Remarkably, we issued the advisory notice below a decade ago to serve as a guide for avoiding and managing the most sensitive matters before increasingly ambitious US state prosecutors – guidance that, following years of public corruption, pay-to-play and other high-profile financial matters, particularly in New York and California, is every bit as apt now

On May 20, 2020, panelists from the DOJ, SEC, and FBI participated in a virtual town hall to discuss the state of play of FCPA and healthcare fraud enforcement as the United States and the rest of the world navigate the wide-ranging challenges wrought by the COVID-19 pandemic.

Government panelists included:

  • Robert Zink (Chief of the Fraud Section, Criminal Division, DOJ);
  • Daniel Kahn (current Senior Deputy Chief of the Fraud Section, and former FCPA Unit Chief, DOJ);
  • Joe Beemsterboer (current Senior Deputy Chief of the Fraud Section, and former Chief of the Health Care Fraud Unit, DOJ);
  • Charles Cain (Chief of the FCPA Unit of the SEC’s Division of Enforcement); and
  • Leslie Bakschies (Unit Chief at the FBI).

Continue Reading Key Investigation and Compliance Take-Aways from May 20, 2020 DOJ, SEC, and FBI Joint Town Hall Discussing FCPA and Healthcare Fraud Enforcement Efforts During COVID-19 Emergency

Steptoe partners Lucinda Low and Brittany Prelogar co-authored the chapter “Incentives for Self-Reporting and Cooperation” in Negotiated Settlements in Bribery Cases: A Principled ApproachThis book, written by legal and policy professionals and academics, and published by Edward Elgar Publishing, analyzes the benefits and challenges of negotiated settlements as an enforcement mechanism in bribery

Patrick Linehan, Zoe Osborne, Brittany Prelogar, Katherine Dubyak, and Jefferson Klocke co-authored an article titled “Considerations For Conducting Remote Internal Investigations” for Law360. The article, published April 3, discusses some of the legal and practical considerations in conducting remote investigations as the world grapples with containing the spread of COVID-19.

On February 26, 2020, the US District Court for the District of Connecticut partially overturned the jury conviction of Lawrence Hoskins in United States v. Hoskins, acquitting the defendant of all Foreign Corrupt Practices Act (FCPA) counts. In doing so, the court found that the government had failed to demonstrate as a matter of law that Hoskins, a British citizen, had acted as an “agent” of Alstom Power Inc. (API), a US-based subsidiary of French multinational corporation Alstom S.A. (Alstom), and a “domestic concern” for purposes of FCPA jurisdiction.
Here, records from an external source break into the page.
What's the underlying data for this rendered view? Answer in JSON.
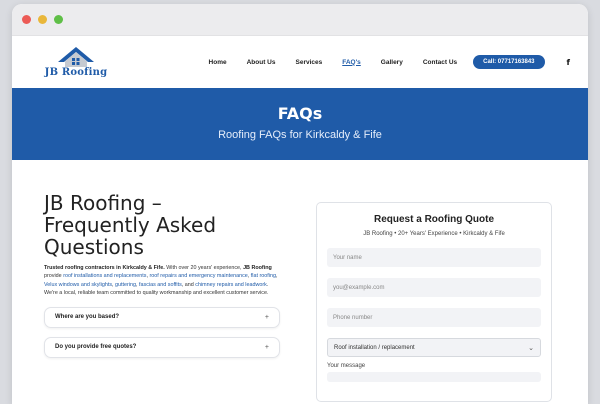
{
  "colors": {
    "brand": "#1f5ba8",
    "dot_red": "#ec5b56",
    "dot_yellow": "#e9b73a",
    "dot_green": "#5fbf47"
  },
  "logo": {
    "text": "JB Roofing",
    "icon": "house-roof-icon"
  },
  "nav": {
    "items": [
      "Home",
      "About Us",
      "Services",
      "FAQ's",
      "Gallery",
      "Contact Us"
    ],
    "active": "FAQ's",
    "call_button": "Call: 07717163843",
    "facebook_icon": "f"
  },
  "hero": {
    "title": "FAQs",
    "subtitle": "Roofing FAQs for Kirkcaldy & Fife"
  },
  "main": {
    "heading_line1": "JB Roofing –",
    "heading_line2": "Frequently Asked",
    "heading_line3": "Questions",
    "intro": {
      "bold1": "Trusted roofing contractors in Kirkcaldy & Fife.",
      "text1": " With over 20 years' experience, ",
      "bold2": "JB Roofing",
      "text2": " provide ",
      "link1": "roof installations and replacements",
      "text3": ", ",
      "link2": "roof repairs and emergency maintenance",
      "text4": ", ",
      "link3": "flat roofing",
      "text5": ", ",
      "link4": "Velux windows and skylights",
      "text6": ", ",
      "link5": "guttering",
      "text7": ", ",
      "link6": "fascias and soffits",
      "text8": ", and ",
      "link7": "chimney repairs and leadwork",
      "text9": ". We're a local, reliable team committed to quality workmanship and excellent customer service."
    },
    "faqs": [
      {
        "question": "Where are you based?",
        "toggle": "+"
      },
      {
        "question": "Do you provide free quotes?",
        "toggle": "+"
      }
    ]
  },
  "quote_form": {
    "title": "Request a Roofing Quote",
    "subtitle": "JB Roofing • 20+ Years' Experience • Kirkcaldy & Fife",
    "name_placeholder": "Your name",
    "email_placeholder": "you@example.com",
    "phone_placeholder": "Phone number",
    "service_selected": "Roof installation / replacement",
    "message_label": "Your message"
  }
}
This ruling is the latest twist in a case that has dealt a series of blows to the DOJ’s expansive assertion of FCPA jurisdiction over foreign defendants. As described below, however, the DOJ still has a number of tools available to prosecute non-US defendants involved in foreign corruption.
Continue Reading The FCPA’s Arm Remains Long: Recent Developments in FCPA Jurisdiction over Non-US Defendants